I found “Jakes’s Hardware Store” which just happened to be by the 4 Square Market…the small one, not the big one. We still are baffled by how this dinky little town has two markets from the same company within 200 yards of each other. But there you have it.
So we head on over to Jakes’s to find us a cooler. We walked in and it was total flashback to my childhood and days long gone in the US. This was truly a general store. Packed to the gills with stuff. It was hard to walk around there was so much stuff. It hard to express the density and diversity of stuff. Camping gear, household goods, hardware, fishing poles, bike tires, plastic dinosaurs, candy. You name it — they had it. It was so tight, if someone came down the same aisle, it was like two cars meeting on a narrow mountain road where one person had to back up to a place that the other could get by.
We looked and looked for a cooler and couldn’t find one. Finally, in an aisle that seemed to be about fishing, Susanne found a small one that was perfect for a 12-pack. At least, that is what it said on the label. It was a bit too small, but we grabbed it. We continued to search the aisles of Jake’s but no bigger ones. Then I saw the really big ones. Nope. Too big. We gave up. Susanne went to pay. It was so tight and crowded, I found a secluded spot in what looked to be the camping/automotive/plastic dinosaur section. I scanned the piles of stuff and lo and behold saw a bigger version of the cooler. Yeah! Success! I raced it up to the counter, doing both a two-step and a tango to get by the trio of other customers and triumphantly handed it to Susanne. Yeah! but Boo! it set us back a small fortune. It truly felt like I was back in Arcata when I was kid walking through Hensel’s hardware. A beacon to inefficiency and community support. Long gone are those days.

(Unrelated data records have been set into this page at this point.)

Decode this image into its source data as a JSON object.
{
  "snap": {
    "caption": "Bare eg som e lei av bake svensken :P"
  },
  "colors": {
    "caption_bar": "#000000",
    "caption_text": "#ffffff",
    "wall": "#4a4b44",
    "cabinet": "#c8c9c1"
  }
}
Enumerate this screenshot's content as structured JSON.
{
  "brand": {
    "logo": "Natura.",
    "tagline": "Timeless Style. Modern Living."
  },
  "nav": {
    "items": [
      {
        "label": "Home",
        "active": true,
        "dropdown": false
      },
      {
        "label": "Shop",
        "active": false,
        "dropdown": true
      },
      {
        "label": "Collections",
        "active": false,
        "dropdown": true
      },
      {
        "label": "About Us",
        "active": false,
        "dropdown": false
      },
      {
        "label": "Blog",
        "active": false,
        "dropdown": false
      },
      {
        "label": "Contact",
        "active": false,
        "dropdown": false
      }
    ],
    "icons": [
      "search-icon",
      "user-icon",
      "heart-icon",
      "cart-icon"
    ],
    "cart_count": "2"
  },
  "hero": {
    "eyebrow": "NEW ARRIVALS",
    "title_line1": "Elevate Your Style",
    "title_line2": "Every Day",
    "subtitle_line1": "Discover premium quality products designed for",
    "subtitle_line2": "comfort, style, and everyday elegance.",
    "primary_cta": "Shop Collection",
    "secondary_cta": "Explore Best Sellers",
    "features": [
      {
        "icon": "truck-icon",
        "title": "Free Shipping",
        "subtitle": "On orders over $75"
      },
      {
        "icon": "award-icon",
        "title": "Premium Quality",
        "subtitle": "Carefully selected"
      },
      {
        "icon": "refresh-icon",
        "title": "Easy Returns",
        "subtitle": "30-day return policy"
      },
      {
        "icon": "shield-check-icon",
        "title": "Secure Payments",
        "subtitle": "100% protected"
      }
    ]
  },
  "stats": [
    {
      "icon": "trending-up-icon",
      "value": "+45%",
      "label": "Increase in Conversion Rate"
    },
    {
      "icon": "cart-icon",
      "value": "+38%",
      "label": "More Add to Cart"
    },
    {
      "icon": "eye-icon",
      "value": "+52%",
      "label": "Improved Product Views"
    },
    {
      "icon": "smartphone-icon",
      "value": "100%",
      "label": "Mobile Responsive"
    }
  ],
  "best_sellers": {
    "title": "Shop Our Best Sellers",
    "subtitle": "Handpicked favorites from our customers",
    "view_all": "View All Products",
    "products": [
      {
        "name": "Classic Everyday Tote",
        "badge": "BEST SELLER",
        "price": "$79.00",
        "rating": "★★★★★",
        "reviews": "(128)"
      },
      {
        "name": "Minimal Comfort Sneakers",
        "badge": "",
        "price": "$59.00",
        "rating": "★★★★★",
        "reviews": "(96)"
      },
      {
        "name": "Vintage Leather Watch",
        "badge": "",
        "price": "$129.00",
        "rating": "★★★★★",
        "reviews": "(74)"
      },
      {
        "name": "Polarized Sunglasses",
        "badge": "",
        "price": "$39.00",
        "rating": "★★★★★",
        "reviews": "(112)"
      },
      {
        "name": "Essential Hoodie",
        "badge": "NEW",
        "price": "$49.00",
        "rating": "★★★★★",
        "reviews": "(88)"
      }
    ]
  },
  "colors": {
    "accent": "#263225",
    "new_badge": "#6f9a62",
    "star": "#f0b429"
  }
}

We got back home had some food and settled in for a relaxing evening. What was supposed to be a boring rain day turned into a really fun and wonderful time.
Yeah for vacation!